Subgroup Differences

Though Muslim Americans overall rate their financial situation more positively than the general public, that is not true for all subgroups. As one might expect, Muslims with higher household income are generally more satisfied with their financial situation than those with lower incomes. However, even when there is no measurable difference in income levels, certain subgroups are more satisfied than others.

In particular, third-generation Muslim Americans—Muslims born in the United States to U.S. natives—assess their financial situation more negatively than other Muslim Americans do. Only 30 percent of third-generation Muslim Americans surveyed rate their financial situation as excellent or good, compared with 51 percent of immigrant Muslims and 47 percent of the children of immigrants. First- and second-generation American Muslims rate their financial situation more favorably than third-generation American Muslims, even though they are no more likely than third-generation Muslims to have high family incomes (above $50,000) or to own their own homes, and no less likely to be underemployed.[3]

Since the more positive view of personal finances is limited to Muslims who have not been in the country for multiple generations, part of the variation might be tied to their past experience in less wealthy countries of origin. Most Muslim immigrants to the United States come from places that have significantly lower per capita gross domestic product than the United States. In fact, according to 2009 estimates from United Nations Statistics Division, the median per capita GDP for the top 10 home countries is just $1,254.

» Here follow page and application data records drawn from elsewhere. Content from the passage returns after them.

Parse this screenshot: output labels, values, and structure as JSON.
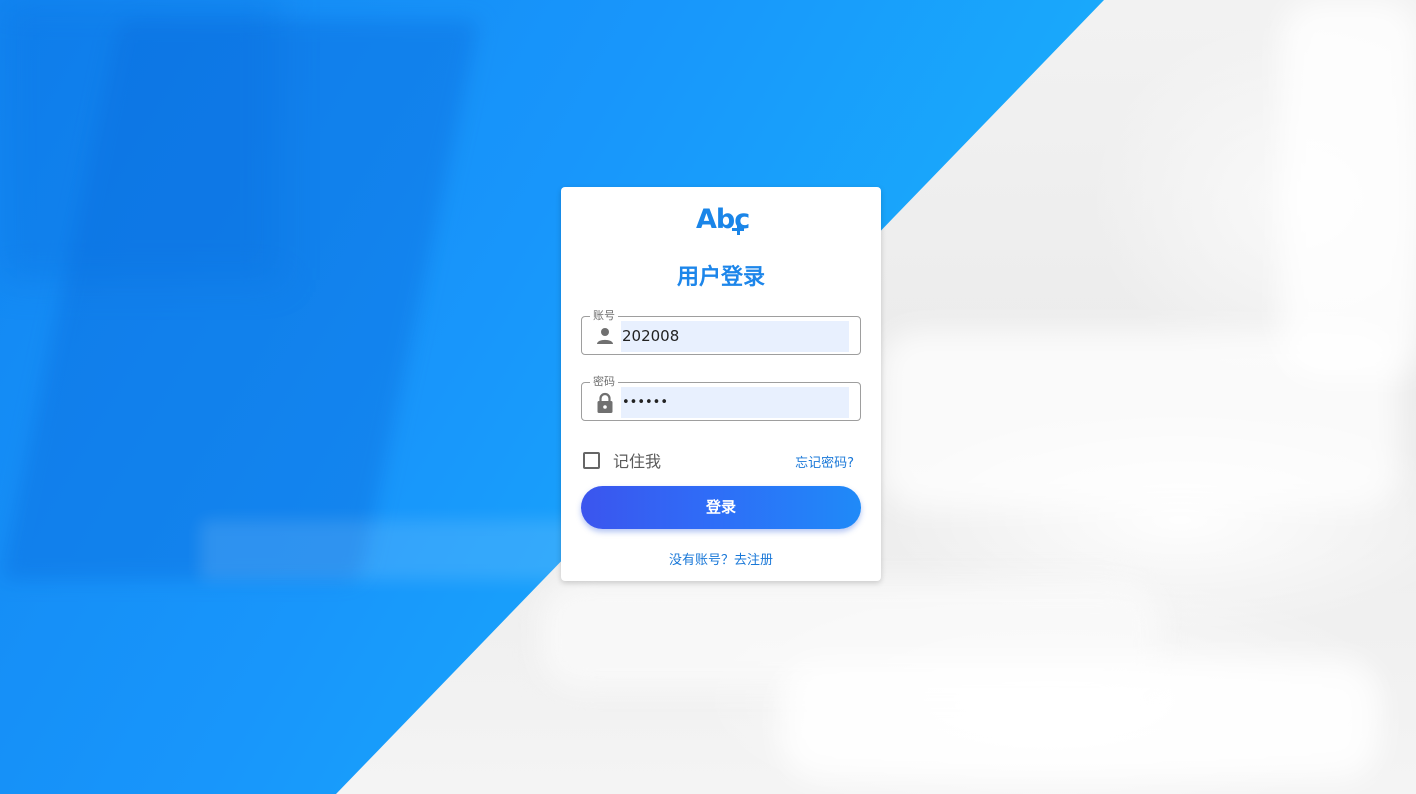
{
  "login": {
    "logo_text": "Abc",
    "title": "用户登录",
    "account": {
      "label": "账号",
      "value": "202008",
      "icon": "person-icon"
    },
    "password": {
      "label": "密码",
      "masked_value": "••••••",
      "icon": "lock-icon"
    },
    "remember_label": "记住我",
    "remember_checked": false,
    "forgot_label": "忘记密码?",
    "submit_label": "登录",
    "register_label": "没有账号？去注册"
  },
  "colors": {
    "accent": "#1d86ea",
    "button_start": "#3b55ee",
    "button_end": "#1f8af8",
    "autofill_bg": "#e8f0fe",
    "link": "#1a78d8"
  }
}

That possibility is reinforced by the high number of Muslims who say life is better in the United States than in Muslim- majority countries. Two-thirds (68 percent) of foreign-born Muslims say the quality of life for Muslims is better in the United States than in most Muslim countries, a viewpoint that is consistent with their attitudes toward financial opportunity. Indeed, Muslim Americans are more likely than the general public to believe that people can get ahead through hard work. In 2011, three-quarters of all Muslim Americans surveyed (74 percent)—and 72 percent of foreign-born Muslims—said they believe in the effects of hard work, compared with less than two-thirds of the general public (62 percent).

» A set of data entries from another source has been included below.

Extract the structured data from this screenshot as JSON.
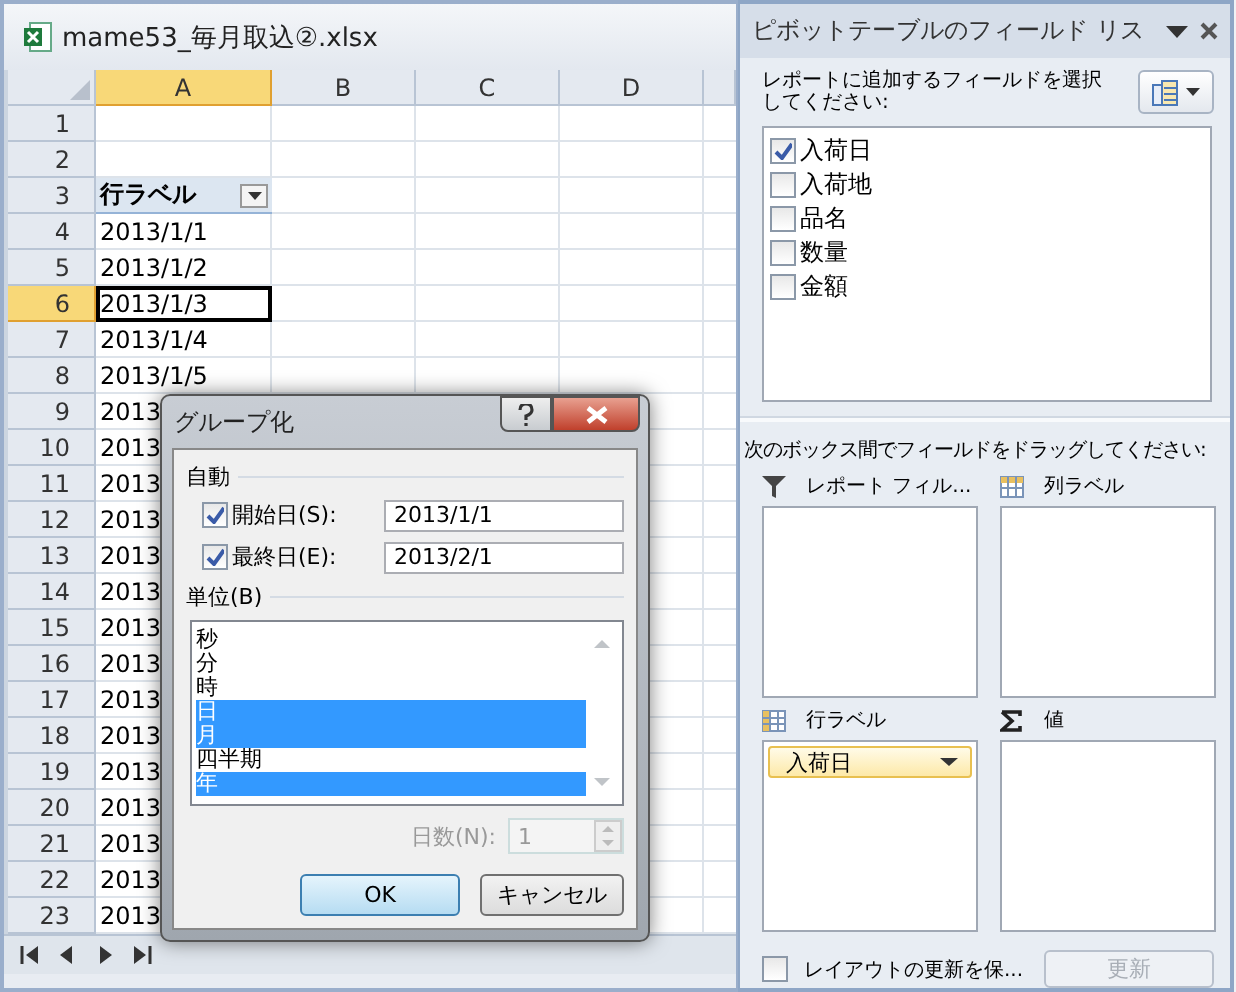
{
  "window": {
    "title": "mame53_毎月取込②.xlsx"
  },
  "sheet": {
    "columns": [
      {
        "label": "A",
        "selected": true
      },
      {
        "label": "B",
        "selected": false
      },
      {
        "label": "C",
        "selected": false
      },
      {
        "label": "D",
        "selected": false
      }
    ],
    "rows": [
      {
        "number": "1",
        "selected": false
      },
      {
        "number": "2",
        "selected": false
      },
      {
        "number": "3",
        "selected": false,
        "kind": "header",
        "cell": "行ラベル"
      },
      {
        "number": "4",
        "selected": false,
        "cell": "2013/1/1"
      },
      {
        "number": "5",
        "selected": false,
        "cell": "2013/1/2"
      },
      {
        "number": "6",
        "selected": true,
        "cell": "2013/1/3"
      },
      {
        "number": "7",
        "selected": false,
        "cell": "2013/1/4"
      },
      {
        "number": "8",
        "selected": false,
        "cell": "2013/1/5"
      },
      {
        "number": "9",
        "selected": false,
        "cell": "2013"
      },
      {
        "number": "10",
        "selected": false,
        "cell": "2013"
      },
      {
        "number": "11",
        "selected": false,
        "cell": "2013"
      },
      {
        "number": "12",
        "selected": false,
        "cell": "2013"
      },
      {
        "number": "13",
        "selected": false,
        "cell": "2013"
      },
      {
        "number": "14",
        "selected": false,
        "cell": "2013"
      },
      {
        "number": "15",
        "selected": false,
        "cell": "2013"
      },
      {
        "number": "16",
        "selected": false,
        "cell": "2013"
      },
      {
        "number": "17",
        "selected": false,
        "cell": "2013"
      },
      {
        "number": "18",
        "selected": false,
        "cell": "2013"
      },
      {
        "number": "19",
        "selected": false,
        "cell": "2013"
      },
      {
        "number": "20",
        "selected": false,
        "cell": "2013"
      },
      {
        "number": "21",
        "selected": false,
        "cell": "2013"
      },
      {
        "number": "22",
        "selected": false,
        "cell": "2013"
      },
      {
        "number": "23",
        "selected": false,
        "cell": "2013"
      }
    ]
  },
  "field_list": {
    "title": "ピボットテーブルのフィールド リス",
    "instruction": "レポートに追加するフィールドを選択してください:",
    "fields": [
      {
        "label": "入荷日",
        "checked": true
      },
      {
        "label": "入荷地",
        "checked": false
      },
      {
        "label": "品名",
        "checked": false
      },
      {
        "label": "数量",
        "checked": false
      },
      {
        "label": "金額",
        "checked": false
      }
    ],
    "drag_instruction": "次のボックス間でフィールドをドラッグしてください:",
    "areas": [
      {
        "kind": "filter",
        "label": "レポート フィル..."
      },
      {
        "kind": "columns",
        "label": "列ラベル"
      },
      {
        "kind": "rows",
        "label": "行ラベル",
        "items": [
          "入荷日"
        ]
      },
      {
        "kind": "values",
        "label": "値"
      }
    ],
    "defer_update": {
      "label": "レイアウトの更新を保...",
      "checked": false
    },
    "update_button": {
      "label": "更新",
      "disabled": true
    }
  },
  "dialog": {
    "title": "グループ化",
    "auto_label": "自動",
    "start": {
      "label": "開始日(S):",
      "checked": true,
      "value": "2013/1/1"
    },
    "end": {
      "label": "最終日(E):",
      "checked": true,
      "value": "2013/2/1"
    },
    "unit_label": "単位(B)",
    "units": [
      {
        "label": "秒",
        "selected": false
      },
      {
        "label": "分",
        "selected": false
      },
      {
        "label": "時",
        "selected": false
      },
      {
        "label": "日",
        "selected": true
      },
      {
        "label": "月",
        "selected": true
      },
      {
        "label": "四半期",
        "selected": false
      },
      {
        "label": "年",
        "selected": true
      }
    ],
    "days": {
      "label": "日数(N):",
      "value": "1",
      "disabled": true
    },
    "buttons": [
      {
        "label": "OK",
        "kind": "default"
      },
      {
        "label": "キャンセル",
        "kind": "normal"
      }
    ]
  }
}
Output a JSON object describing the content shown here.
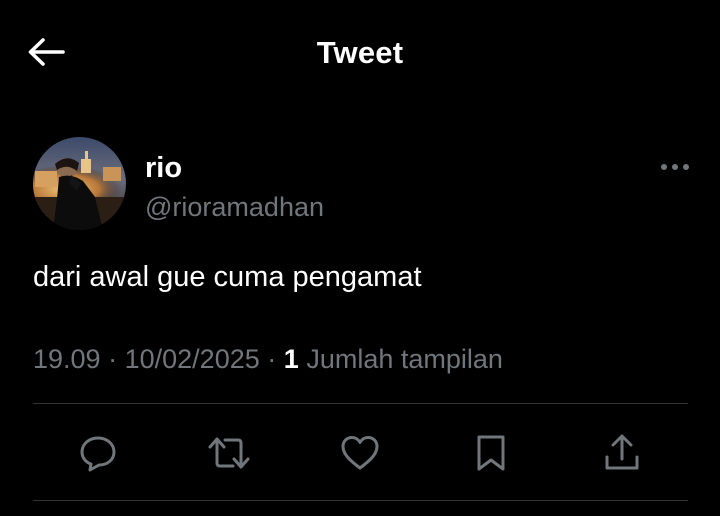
{
  "header": {
    "title": "Tweet",
    "back_icon": "arrow-left-icon"
  },
  "tweet": {
    "author": {
      "display_name": "rio",
      "handle": "@rioramadhan",
      "avatar_icon": "avatar-photo"
    },
    "text": "dari awal gue cuma pengamat",
    "time": "19.09",
    "separator": "·",
    "date": "10/02/2025",
    "views_count": "1",
    "views_label": "Jumlah tampilan",
    "more_icon": "more-horizontal-icon"
  },
  "actions": [
    {
      "name": "reply",
      "icon": "reply-icon"
    },
    {
      "name": "retweet",
      "icon": "retweet-icon"
    },
    {
      "name": "like",
      "icon": "heart-icon"
    },
    {
      "name": "bookmark",
      "icon": "bookmark-icon"
    },
    {
      "name": "share",
      "icon": "share-icon"
    }
  ],
  "colors": {
    "background": "#000000",
    "primary_text": "#ffffff",
    "secondary_text": "#71767b",
    "divider": "#2f3336"
  }
}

Since almost two-thirds of Muslims living in the United States are immigrants (63 percent), the patterns prevalent among immigrant Muslims affect the patterns seen among Muslims as a whole. But it appears that Muslim immigrants view their financial situation differently both from Muslims whose families have been in the country for multiple generations and from the general public.

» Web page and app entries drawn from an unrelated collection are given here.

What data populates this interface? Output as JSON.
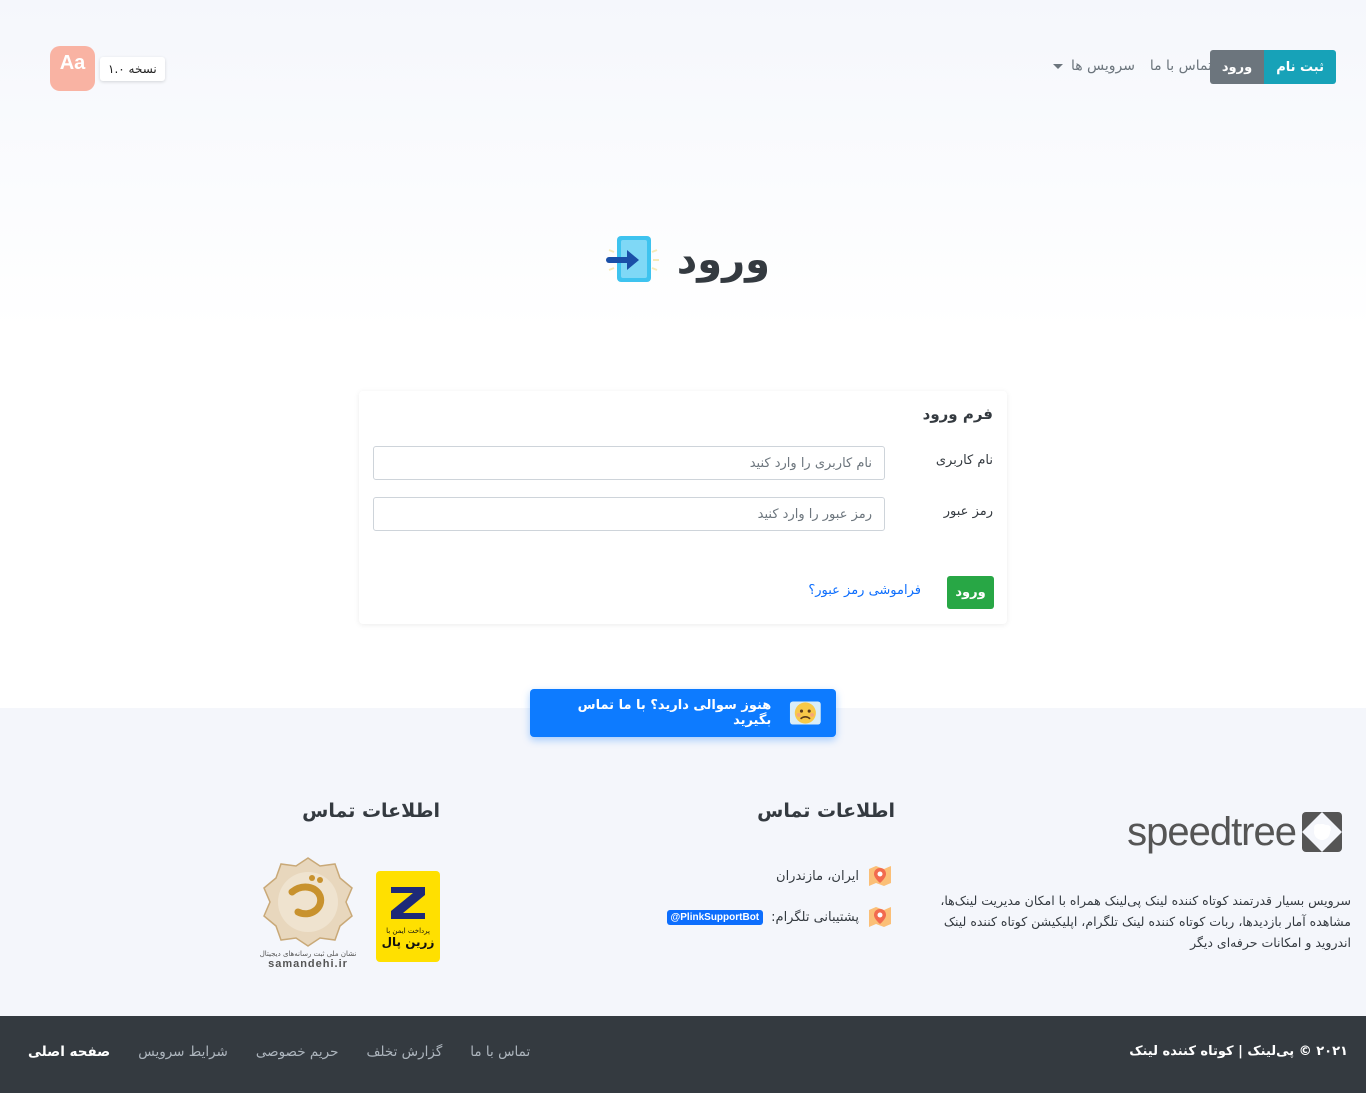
{
  "navbar": {
    "register_label": "ثبت نام",
    "login_label": "ورود",
    "contact_label": "تماس با ما",
    "services_label": "سرویس ها",
    "version_label": "نسخه ۱.۰",
    "font_toggle_label": "Aa"
  },
  "hero": {
    "title": "ورود"
  },
  "login_form": {
    "title": "فرم ورود",
    "username_label": "نام کاربری",
    "username_placeholder": "نام کاربری را وارد کنید",
    "password_label": "رمز عبور",
    "password_placeholder": "رمز عبور را وارد کنید",
    "submit_label": "ورود",
    "forgot_label": "فراموشی رمز عبور؟"
  },
  "cta": {
    "label": "هنوز سوالی دارید؟ با ما تماس بگیرید"
  },
  "footer": {
    "brand_name": "speedtree",
    "brand_description": "سرویس بسیار قدرتمند کوتاه کننده لینک پی‌لینک همراه با امکان مدیریت لینک‌ها، مشاهده آمار بازدیدها، ربات کوتاه کننده لینک تلگرام، اپلیکیشن کوتاه کننده لینک اندروید و امکانات حرفه‌ای دیگر",
    "contact_heading": "اطلاعات تماس",
    "trust_heading": "اطلاعات تماس",
    "location": "ایران، مازندران",
    "telegram_support_label": "پشتیبانی تلگرام:",
    "telegram_bot": "@PlinkSupportBot",
    "zarinpal_caption": "پرداخت ایمن با",
    "zarinpal_name": "زرین پال",
    "samandehi_caption": "نشان ملی ثبت رسانه‌های دیجیتال",
    "samandehi_url": "samandehi.ir"
  },
  "bottom_bar": {
    "copyright": "۲۰۲۱ © پی‌لینک | کوتاه کننده لینک",
    "links": [
      "صفحه اصلی",
      "شرایط سرویس",
      "حریم خصوصی",
      "گزارش تخلف",
      "تماس با ما"
    ]
  },
  "colors": {
    "register_button": "#17a2b8",
    "login_button": "#6c757d",
    "submit_button": "#28a745",
    "cta_button": "#0d7bff",
    "footer_bar": "#343a40",
    "zarinpal_yellow": "#ffe000"
  },
  "icons": {
    "hero": "login-arrow-icon",
    "cta": "worried-face-icon",
    "location": "map-pin-icon"
  }
}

Besheer Mohamed is a research associate at the Pew Research Center. He is based in Washington, DC.

Endnotes

[1] The 2007 survey of American Muslims was conducted only among households with a landline telephone. The 2011 survey of American Muslims was conducted using both cell phones and landlines. The inclusion of cell-phone users in the 2011 survey sample could potentially have affected the income profile of Muslim Americans, since cellphone- only respondents tend to be younger and less affluent than respondents who are reachable by landline. However, even among respondents reached by landline phone, the percentage making under $30,000 annually has increased since 2007.

[2] The report, “Wealth Gaps Rise to Record Highs Between Whites, Black and Hispanics,” was based on the Pew Research Center’s analysis of data from the U.S. Census Bureau’s 2005 and 2009 administrations of the Survey of Income and Program Participation (SIPP).

[3] Third-generation Muslim Americans are predominantly African American (59 percent), though less than 5 percent of all third-generation Muslims identify themselves as members of traditionally black denominations such as the Nation of Islam.

 

 

Articles may be reprinted if Communities & Banking and the author are credited and the following disclaimer is used: "The views expressed are not necessarily those of the Federal Reserve Bank of Boston or the Federal Reserve System. Information about organizations and upcoming events is strictly informational and not an endorsement."